While director Junichi Sato was a bit of a golden boy during the early part of the decade, riding off his Sailor Moon stint and other shows that were being picked up, Strange Dawn was the unusual one of the bunch as released by the small outfit Urban Vision. The 13 episode series saw 2 volumes released with a dub that was done in Australia which left dub fans somewhat uncertain because of the accents and dialogue choices. The show itself was among the more quirky things that Sato had created and it didn’t connect well with people at a time when there was such a glut in releases that it fell under the radar.
4. Full Moon
What better way to help a title than to shift it from a bimonthly release to quarterly? That’s the approach Viz Media took here with the show about a young girl who is very sick that’s given a chance in life to become a musical sensation through magic. Pure young girl wish fulfillment material, the 52 episode series slowed down in the late teens and 20s before simply being solicited no more after the seventh volume got it to episode 28. Full Moon never found its audience in the glut at the time and the release schedule made it worse, adding in that the manga fans didn’t transition over to the anime that much either. Shows aimed at girls do just as well as sports shows in the US, another unfortunate thing, but this is one that was more grounded with its characters and worked better than most.
3. Prince of Tennis
Sports shows will always have a hard time in the US simply because a lot of anime fans just aren’t into sports.
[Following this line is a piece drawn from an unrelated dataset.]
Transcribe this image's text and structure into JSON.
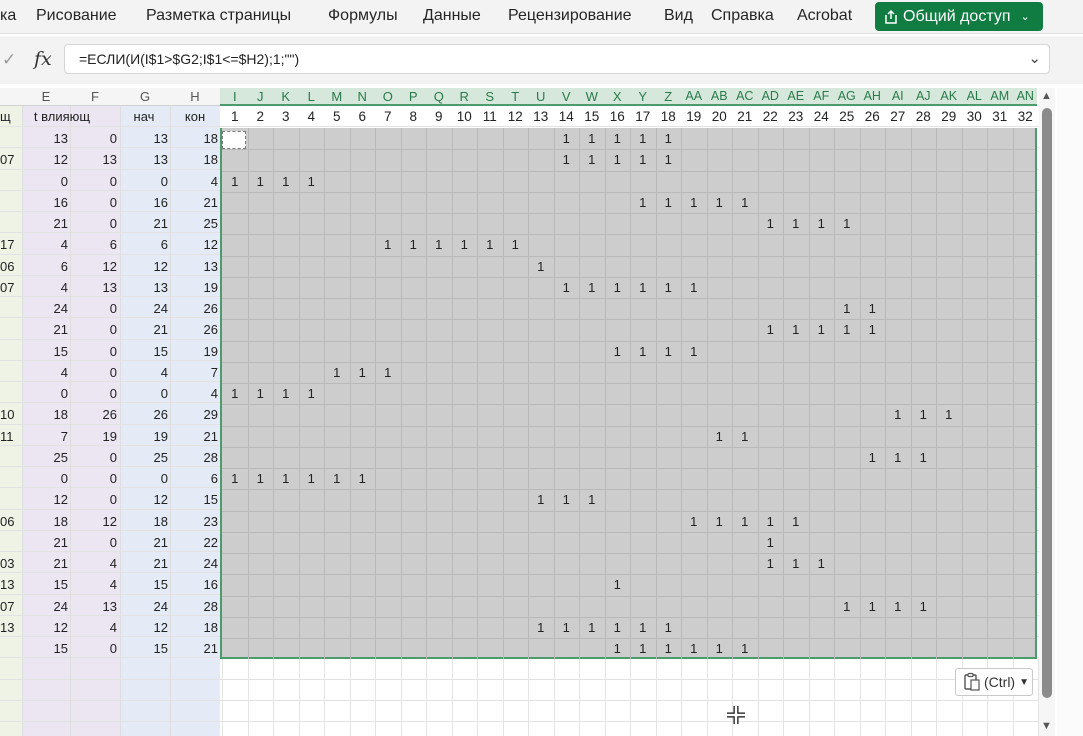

Or even if they are, well, they’d rather watch the real thing. Viz tried with one of their biggest brands and a solid seller from their manga line-up with Prince of Tennis, which ran for 178 episodes in Japan as well as a few additional things, such as a movie and even a series of musicals. Viz’s release fell quite short of this with only 50 episodes released in 4 box sets that were edited with new opening and closing themes that literally seemed to be done by someone’s brother. While the show was pure shounen sports fun, it couldn’t catch a break here and simply disappeared.
Kodocha was licensed with much excitement earlier in the decade by FUNimation and they managed to get the first half of the 102 episodes out before saying they only licensed the first half of it. The show about a hyper young girl who has a famous novelist for a mother and spends her days working in the TV entertainment industry provided for a lot of laughs and wacky comedy, but it’s age and the content itself didn’t find a large enough market to support it (and a dub). The show blended a lot of wild and weird moments with elements that were off-putting to some – such as the lead talking about her manager as her pimp and boyfriend – while the edits that were made to it caused quite a stir, though those were largely related to the music which is a big part of the show and music rights are always difficult at best. The second half of the show is unlicensed, and like Super Gals, could easily find a very hungry and excited audience out there should it find a new home.
1. Lupin III
As hard as Geneon tried, and even with some late night broadcasts on Cartoon Network’s Adult Swim, Lupin just couldn’t cut it. The season that they worked with had 155 episodes to it and Geneon got out 79 of them across 15 DVDs over a couple of years. Lupin’s been a long time favorite of many but it’s a hard sell with its animation style and the simple fact that it is episodic, something that’s very difficult to sell well over a length of time even to diehard fans. Still, the Lupin brand has appeal, has the allure of Miyazaki working on it and has had quite a few movies make its way out here. It’s a series that needs another chance, even if it is subtitled only with larger sets at a time instead of the 5 episode bilingual releases that were prevalent during the Geneon run.